### ASSIGNMENT
Nothing but an exact repeat of the data, with pictures removed, belongs in the answer.

───── RECORDS FOR THE EXERCISE ─────

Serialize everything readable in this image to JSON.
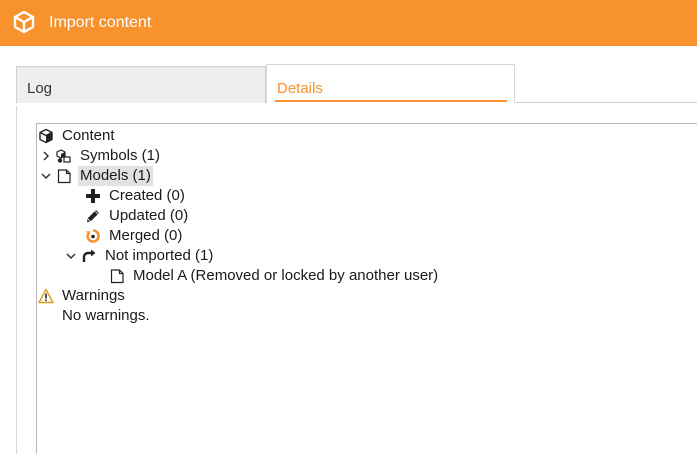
{
  "window": {
    "title": "Import content"
  },
  "tabs": {
    "log": "Log",
    "details": "Details"
  },
  "tree": {
    "content": "Content",
    "symbols": "Symbols (1)",
    "models": "Models (1)",
    "created": "Created (0)",
    "updated": "Updated (0)",
    "merged": "Merged (0)",
    "not_imported": "Not imported (1)",
    "model_a": "Model A (Removed or locked by another user)",
    "warnings": "Warnings",
    "no_warnings": "No warnings."
  },
  "colors": {
    "accent": "#f7922c"
  }
}
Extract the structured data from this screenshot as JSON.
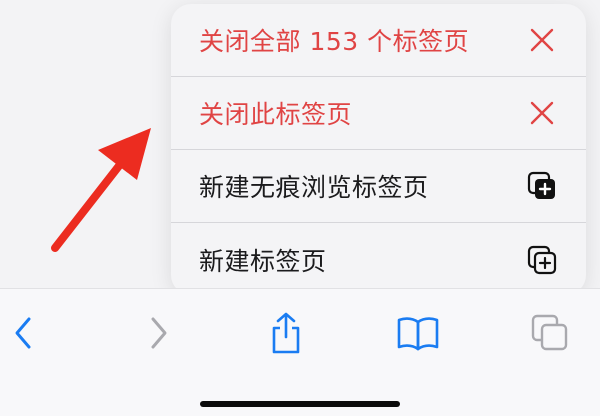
{
  "menu": {
    "items": [
      {
        "label": "关闭全部 153 个标签页",
        "icon": "close-icon",
        "style": "danger"
      },
      {
        "label": "关闭此标签页",
        "icon": "close-icon",
        "style": "danger"
      },
      {
        "label": "新建无痕浏览标签页",
        "icon": "private-tabs-icon",
        "style": "normal"
      },
      {
        "label": "新建标签页",
        "icon": "new-tab-icon",
        "style": "normal"
      }
    ]
  },
  "toolbar": {
    "buttons": [
      {
        "name": "back",
        "icon": "chevron-left-icon",
        "enabled": true
      },
      {
        "name": "forward",
        "icon": "chevron-right-icon",
        "enabled": false
      },
      {
        "name": "share",
        "icon": "share-icon",
        "enabled": true
      },
      {
        "name": "bookmarks",
        "icon": "book-icon",
        "enabled": true
      },
      {
        "name": "tabs",
        "icon": "tabs-icon",
        "enabled": false
      }
    ]
  },
  "colors": {
    "accent": "#1a7cf2",
    "danger": "#e04444",
    "disabled": "#a9a9ae",
    "annotation_arrow": "#ec2c20"
  }
}
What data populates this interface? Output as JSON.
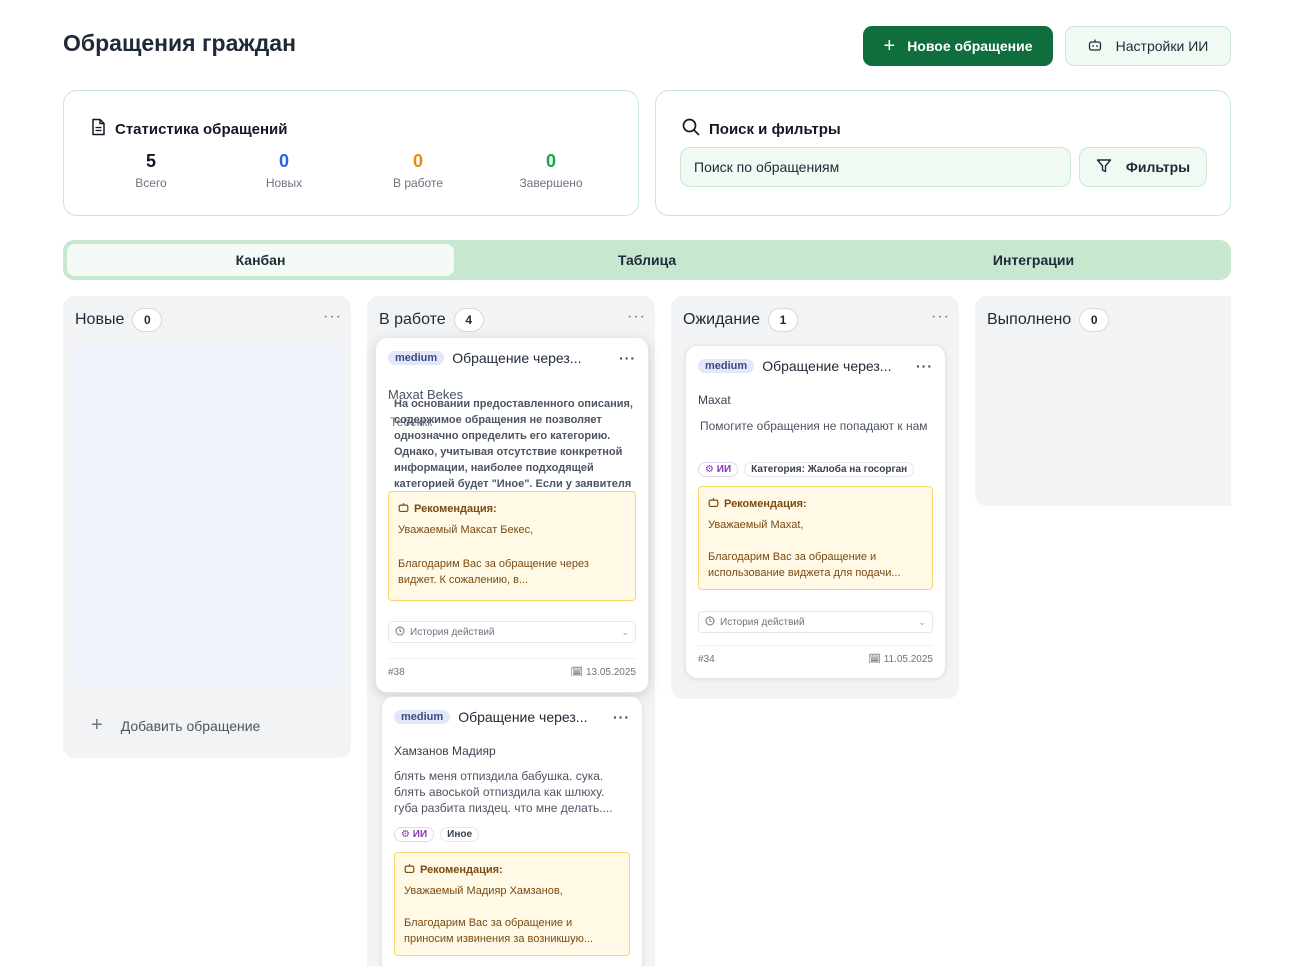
{
  "header": {
    "title": "Обращения граждан",
    "new_button": "Новое обращение",
    "ai_settings_button": "Настройки ИИ"
  },
  "stats": {
    "title": "Статистика обращений",
    "items": [
      {
        "value": "5",
        "label": "Всего",
        "color": "#111827"
      },
      {
        "value": "0",
        "label": "Новых",
        "color": "#2563eb"
      },
      {
        "value": "0",
        "label": "В работе",
        "color": "#ea8a0c"
      },
      {
        "value": "0",
        "label": "Завершено",
        "color": "#16a34a"
      }
    ]
  },
  "search": {
    "title": "Поиск и фильтры",
    "placeholder": "Поиск по обращениям",
    "filter_button": "Фильтры"
  },
  "tabs": [
    {
      "label": "Канбан",
      "active": true
    },
    {
      "label": "Таблица",
      "active": false
    },
    {
      "label": "Интеграции",
      "active": false
    }
  ],
  "columns": {
    "new": {
      "title": "Новые",
      "count": "0",
      "add_label": "Добавить обращение"
    },
    "in_progress": {
      "title": "В работе",
      "count": "4"
    },
    "waiting": {
      "title": "Ожидание",
      "count": "1"
    },
    "done": {
      "title": "Выполнено",
      "count": "0"
    }
  },
  "tickets": {
    "t38": {
      "priority": "medium",
      "title": "Обращение через...",
      "author": "Maxat Bekes",
      "ghost_text": "Тебеккк",
      "ai_overlay": "На основании предоставленного описания, содержимое обращения не позволяет однозначно определить его категорию. Однако, учитывая отсутствие конкретной информации, наиболее подходящей категорией будет \"Иное\". Если у заявителя",
      "rec_title": "Рекомендация:",
      "rec_greeting": "Уважаемый Максат Бекес,",
      "rec_body": "Благодарим Вас за обращение через виджет. К сожалению, в...",
      "history": "История действий",
      "id": "#38",
      "date": "13.05.2025"
    },
    "t_madiyar": {
      "priority": "medium",
      "title": "Обращение через...",
      "author": "Хамзанов Мадияр",
      "description": "блять меня отпиздила бабушка. сука. блять авоськой отпиздила как шлюху. губа разбита пиздец. что мне делать....",
      "tag_ai": "ИИ",
      "tag": "Иное",
      "rec_title": "Рекомендация:",
      "rec_greeting": "Уважаемый Мадияр Хамзанов,",
      "rec_body": "Благодарим Вас за обращение и приносим извинения за возникшую..."
    },
    "t34": {
      "priority": "medium",
      "title": "Обращение через...",
      "author": "Maxat",
      "description": "Помогите обращения не попадают к нам",
      "tag_ai": "ИИ",
      "tag": "Категория: Жалоба на госорган",
      "rec_title": "Рекомендация:",
      "rec_greeting": "Уважаемый Maxat,",
      "rec_body": "Благодарим Вас за обращение и использование виджета для подачи...",
      "history": "История действий",
      "id": "#34",
      "date": "11.05.2025"
    }
  }
}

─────

### ANSWER BELOW
Serialize everything readable in this image to JSON.
{
  "window": {
    "title": "Import content"
  },
  "tabs": {
    "log": "Log",
    "details": "Details"
  },
  "tree": {
    "content": "Content",
    "symbols": "Symbols (1)",
    "models": "Models (1)",
    "created": "Created (0)",
    "updated": "Updated (0)",
    "merged": "Merged (0)",
    "not_imported": "Not imported (1)",
    "model_a": "Model A (Removed or locked by another user)",
    "warnings": "Warnings",
    "no_warnings": "No warnings."
  },
  "colors": {
    "accent": "#f7922c"
  }
}
Extract the structured data from this screenshot as JSON.
{
  "menu": {
    "items": [
      {
        "label": "关闭全部 153 个标签页",
        "icon": "close-icon",
        "style": "danger"
      },
      {
        "label": "关闭此标签页",
        "icon": "close-icon",
        "style": "danger"
      },
      {
        "label": "新建无痕浏览标签页",
        "icon": "private-tabs-icon",
        "style": "normal"
      },
      {
        "label": "新建标签页",
        "icon": "new-tab-icon",
        "style": "normal"
      }
    ]
  },
  "toolbar": {
    "buttons": [
      {
        "name": "back",
        "icon": "chevron-left-icon",
        "enabled": true
      },
      {
        "name": "forward",
        "icon": "chevron-right-icon",
        "enabled": false
      },
      {
        "name": "share",
        "icon": "share-icon",
        "enabled": true
      },
      {
        "name": "bookmarks",
        "icon": "book-icon",
        "enabled": true
      },
      {
        "name": "tabs",
        "icon": "tabs-icon",
        "enabled": false
      }
    ]
  },
  "colors": {
    "accent": "#1a7cf2",
    "danger": "#e04444",
    "disabled": "#a9a9ae",
    "annotation_arrow": "#ec2c20"
  }
}
What data populates this interface? Output as JSON.
{
  "header": {
    "title": "Обращения граждан",
    "new_button": "Новое обращение",
    "ai_settings_button": "Настройки ИИ"
  },
  "stats": {
    "title": "Статистика обращений",
    "items": [
      {
        "value": "5",
        "label": "Всего",
        "color": "#111827"
      },
      {
        "value": "0",
        "label": "Новых",
        "color": "#2563eb"
      },
      {
        "value": "0",
        "label": "В работе",
        "color": "#ea8a0c"
      },
      {
        "value": "0",
        "label": "Завершено",
        "color": "#16a34a"
      }
    ]
  },
  "search": {
    "title": "Поиск и фильтры",
    "placeholder": "Поиск по обращениям",
    "filter_button": "Фильтры"
  },
  "tabs": [
    {
      "label": "Канбан",
      "active": true
    },
    {
      "label": "Таблица",
      "active": false
    },
    {
      "label": "Интеграции",
      "active": false
    }
  ],
  "columns": {
    "new": {
      "title": "Новые",
      "count": "0",
      "add_label": "Добавить обращение"
    },
    "in_progress": {
      "title": "В работе",
      "count": "4"
    },
    "waiting": {
      "title": "Ожидание",
      "count": "1"
    },
    "done": {
      "title": "Выполнено",
      "count": "0"
    }
  },
  "tickets": {
    "t38": {
      "priority": "medium",
      "title": "Обращение через...",
      "author": "Maxat Bekes",
      "ghost_text": "Тебеккк",
      "ai_overlay": "На основании предоставленного описания, содержимое обращения не позволяет однозначно определить его категорию. Однако, учитывая отсутствие конкретной информации, наиболее подходящей категорией будет \"Иное\". Если у заявителя",
      "rec_title": "Рекомендация:",
      "rec_greeting": "Уважаемый Максат Бекес,",
      "rec_body": "Благодарим Вас за обращение через виджет. К сожалению, в...",
      "history": "История действий",
      "id": "#38",
      "date": "13.05.2025"
    },
    "t_madiyar": {
      "priority": "medium",
      "title": "Обращение через...",
      "author": "Хамзанов Мадияр",
      "description": "блять меня отпиздила бабушка. сука. блять авоськой отпиздила как шлюху. губа разбита пиздец. что мне делать....",
      "tag_ai": "ИИ",
      "tag": "Иное",
      "rec_title": "Рекомендация:",
      "rec_greeting": "Уважаемый Мадияр Хамзанов,",
      "rec_body": "Благодарим Вас за обращение и приносим извинения за возникшую..."
    },
    "t34": {
      "priority": "medium",
      "title": "Обращение через...",
      "author": "Maxat",
      "description": "Помогите обращения не попадают к нам",
      "tag_ai": "ИИ",
      "tag": "Категория: Жалоба на госорган",
      "rec_title": "Рекомендация:",
      "rec_greeting": "Уважаемый Maxat,",
      "rec_body": "Благодарим Вас за обращение и использование виджета для подачи...",
      "history": "История действий",
      "id": "#34",
      "date": "11.05.2025"
    }
  }
}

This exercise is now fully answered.